Smoke from distant fires creates colorful sunrise in Iowa
JOHNSTON — Iowans who happened to be up for sunrise today got a rare treat. Smoke from wildfires in Alberta, Canada, is filtering high over Iowa and it’s making the sun appear as a golden-reddish-orange ball.
Meteorologist Brooke Hagenhoff, at the National Weather Service, says the phenomenon should be visible at sunset tonight, too, and for that matter, the sun and sky may look unusual all day, perhaps longer.
“It’s really making kind of that reddish look to the sky. It’s gonna look pretty hazy most of the day,” Hagenhoff says. “Right now, it looks like that hazy sky’s going to hang on at least through tomorrow. We do have a cold front coming through on Thursday with some thunderstorms that may help to push some of it out as we get into the end of the week.”
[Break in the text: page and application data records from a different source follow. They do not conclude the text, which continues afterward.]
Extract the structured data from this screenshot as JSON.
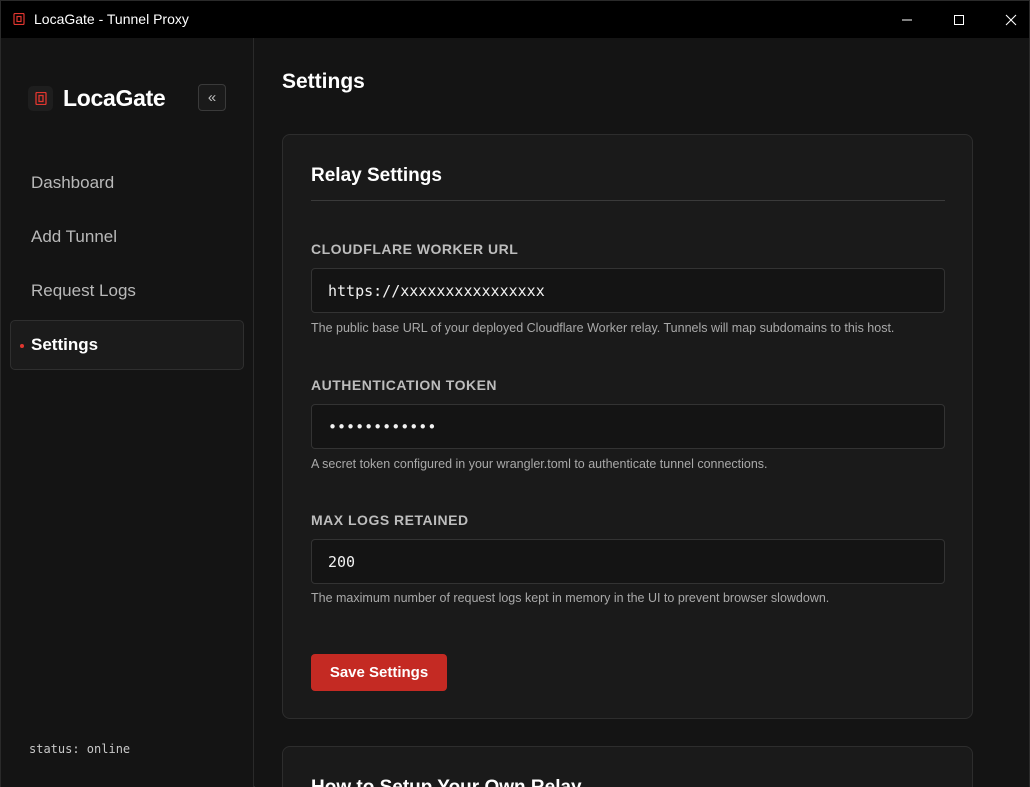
{
  "window": {
    "title": "LocaGate - Tunnel Proxy",
    "accent_color": "#e0362f",
    "controls": [
      "minimize-icon",
      "maximize-icon",
      "close-icon"
    ]
  },
  "sidebar": {
    "brand": "LocaGate",
    "collapse_label": "«",
    "items": [
      {
        "label": "Dashboard",
        "active": false
      },
      {
        "label": "Add Tunnel",
        "active": false
      },
      {
        "label": "Request Logs",
        "active": false
      },
      {
        "label": "Settings",
        "active": true
      }
    ],
    "status": "status: online"
  },
  "main": {
    "page_title": "Settings",
    "relay_card": {
      "title": "Relay Settings",
      "fields": [
        {
          "label": "CLOUDFLARE WORKER URL",
          "value": "https://xxxxxxxxxxxxxxxx",
          "help": "The public base URL of your deployed Cloudflare Worker relay. Tunnels will map subdomains to this host."
        },
        {
          "label": "AUTHENTICATION TOKEN",
          "value": "••••••••••••",
          "help": "A secret token configured in your wrangler.toml to authenticate tunnel connections."
        },
        {
          "label": "MAX LOGS RETAINED",
          "value": "200",
          "help": "The maximum number of request logs kept in memory in the UI to prevent browser slowdown."
        }
      ],
      "save_label": "Save Settings",
      "save_color": "#c42a23"
    },
    "howto_card": {
      "title": "How to Setup Your Own Relay"
    }
  }
}
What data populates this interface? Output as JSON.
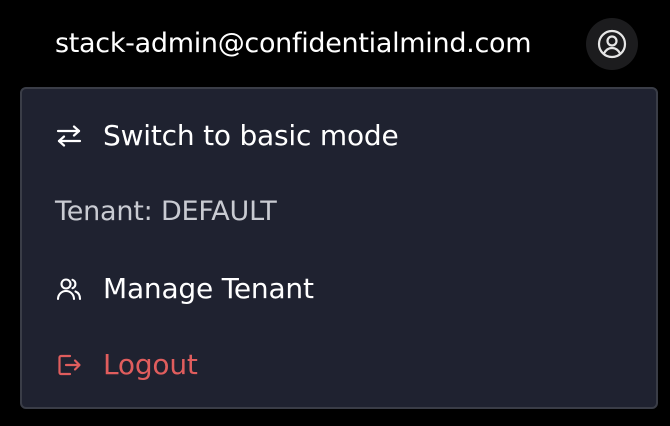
{
  "header": {
    "user_email": "stack-admin@confidentialmind.com",
    "avatar_icon": "user-circle-icon"
  },
  "menu": {
    "switch_mode": {
      "label": "Switch to basic mode",
      "icon": "arrows-left-right-icon"
    },
    "tenant": {
      "label": "Tenant: DEFAULT"
    },
    "manage_tenant": {
      "label": "Manage Tenant",
      "icon": "users-icon"
    },
    "logout": {
      "label": "Logout",
      "icon": "logout-icon"
    }
  },
  "colors": {
    "page_bg": "#000000",
    "menu_bg": "#1f2230",
    "menu_border": "#3a3d47",
    "text": "#ffffff",
    "muted_text": "#c9cbd2",
    "danger": "#e05d5d",
    "avatar_bg": "#1c1c1e"
  }
}
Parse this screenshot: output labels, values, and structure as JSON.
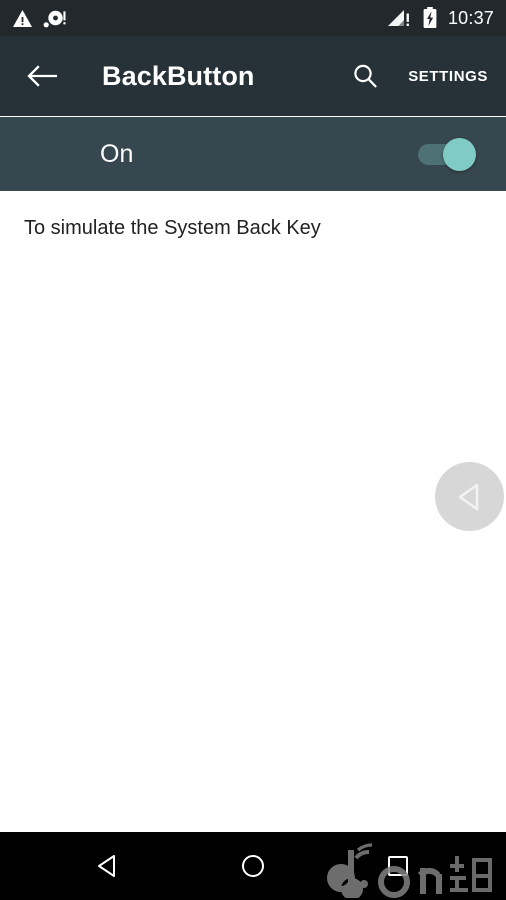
{
  "status_bar": {
    "time": "10:37",
    "left_icons": [
      {
        "name": "warning-triangle-icon",
        "label": "warning"
      },
      {
        "name": "notification-alert-icon",
        "label": "alert"
      }
    ],
    "right_icons": [
      {
        "name": "signal-no-service-icon",
        "label": "signal"
      },
      {
        "name": "battery-charging-icon",
        "label": "battery charging"
      }
    ],
    "background": "#23282c"
  },
  "app_bar": {
    "back_label": "Navigate up",
    "title": "BackButton",
    "search_label": "Search",
    "settings_label": "SETTINGS",
    "background": "#263238"
  },
  "switch_row": {
    "label": "On",
    "state": "on",
    "background": "#37474f",
    "thumb_color": "#80cbc4",
    "track_color": "#4d7175"
  },
  "content": {
    "description": "To simulate the System Back Key",
    "background": "#ffffff"
  },
  "floating_button": {
    "name": "floating-back-overlay",
    "label": "Back",
    "color": "rgba(160,160,160,0.42)"
  },
  "nav_bar": {
    "background": "#000000",
    "buttons": [
      {
        "name": "nav-back-button",
        "label": "Back"
      },
      {
        "name": "nav-home-button",
        "label": "Home"
      },
      {
        "name": "nav-recents-button",
        "label": "Recents"
      }
    ],
    "watermark": "d.cn 当乐网"
  }
}
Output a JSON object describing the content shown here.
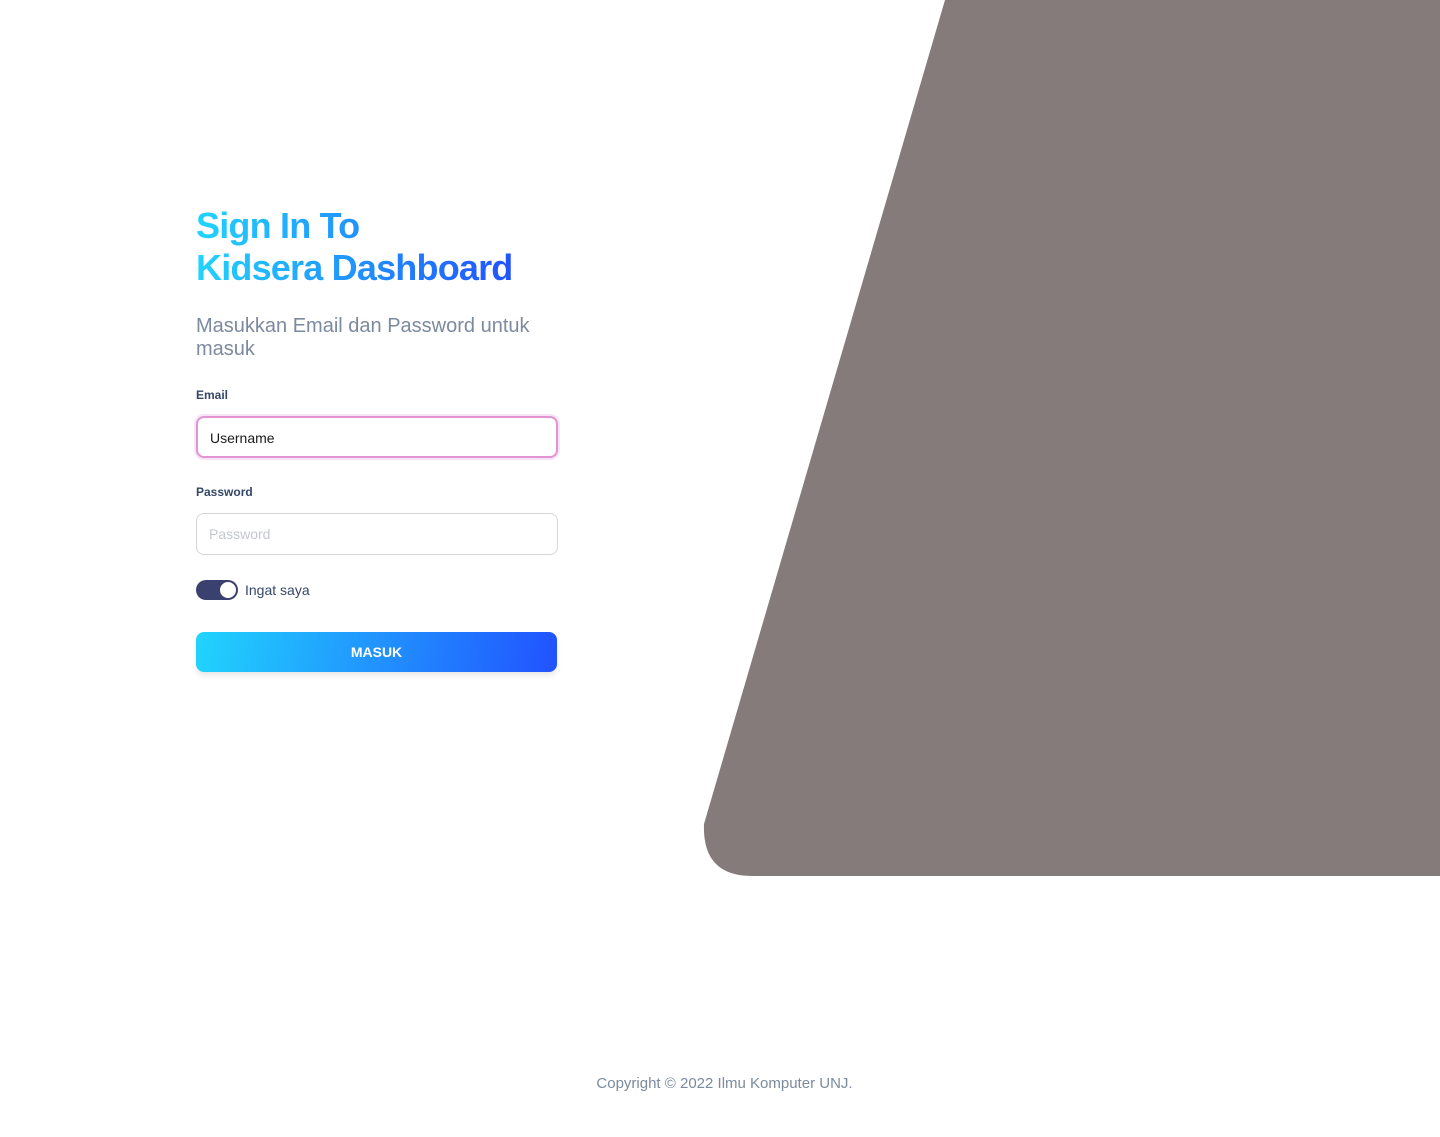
{
  "colors": {
    "accent_start": "#21d4fd",
    "accent_end": "#2152ff",
    "panel": "#857b7a",
    "toggle_on": "#3a416f",
    "focus_border": "#e293d3"
  },
  "login": {
    "title_line1": "Sign In To",
    "title_line2": "Kidsera Dashboard",
    "subtitle": "Masukkan Email dan Password untuk masuk",
    "email_label": "Email",
    "email_value": "Username",
    "password_label": "Password",
    "password_placeholder": "Password",
    "remember_label": "Ingat saya",
    "remember_checked": true,
    "submit_label": "MASUK"
  },
  "footer": {
    "copyright": "Copyright © 2022 Ilmu Komputer UNJ."
  }
}
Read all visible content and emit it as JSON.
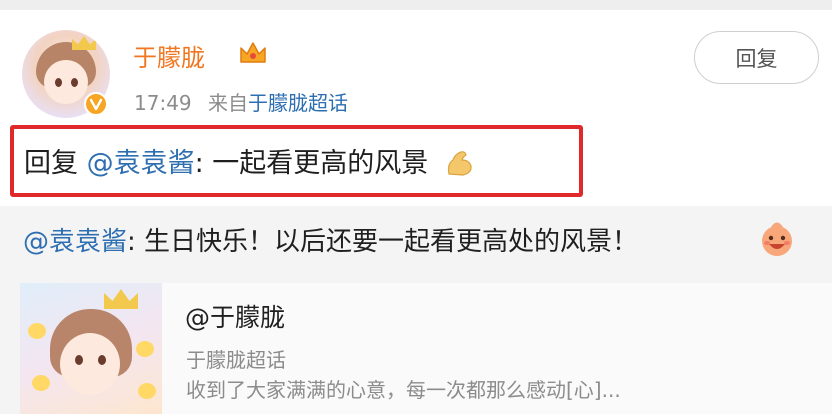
{
  "post": {
    "username": "于朦胧",
    "time": "17:49",
    "source_prefix": "来自",
    "source": "于朦胧超话",
    "reply_button": "回复",
    "reply_prefix": "回复",
    "reply_mention": "@袁袁酱",
    "reply_body": ": 一起看更高的风景"
  },
  "quoted": {
    "mention": "@袁袁酱",
    "body": ": 生日快乐！以后还要一起看更高处的风景！"
  },
  "card": {
    "title": "@于朦胧",
    "subtitle": "于朦胧超话",
    "description": "收到了大家满满的心意，每一次都那么感动[心]..."
  },
  "icons": {
    "crown": "crown-icon",
    "verified": "verified-badge-icon",
    "flexed_arm": "flexed-arm-emoji-icon",
    "smile": "smile-emoji-icon"
  },
  "colors": {
    "username": "#f0771f",
    "link": "#2e6fb1",
    "highlight": "#e0292a",
    "muted": "#8c8c8c"
  }
}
Iowans who have certain health issues and difficulty breathing should not feel any ill affects from the smoke, as it’s far up in the atmosphere, perhaps 20,000 feet up. Plus, she says, it doesn’t even smell like smoke outside. “In the afternoon, sometimes this time of year, whenever it’s warm, you can get some deeper mixing as the ground kind of warms up. That could start to pull some of it down, but again, just how much is kind of an unknown,” Hagenhoff says. “So just something to use caution. Of course, there are air quality products out there so anyone with concerns would want to check to see what those levels may be.”
There are at least 90 wildfires now burning in Canada with more than 20 of them out of control. More than 20,000 Canadians have been evacuated from their homes because of the fires, and cities like Calgary are under alerts due to poor air quality. Hagenhoff doesn’t anticipate anything similar here and the smoke is so high aloft, it doesn’t even appear on radar over Iowa. The odd-looking sky could persist, though.
“Because it’s such a small-scale thing with the fires in Canada, and how that’s going to interact with our systems, and how it gets drug down,” she says, “it’s a little tough to kind of figure out exactly where we’ll be with any kind of length into the future past a couple days.” The federal government runs a website called simply, AirNow, and it’s focused on fires and smoke.
The site includes a color-coded map through which you can zoom in on individual Iowa counties to check on air quality.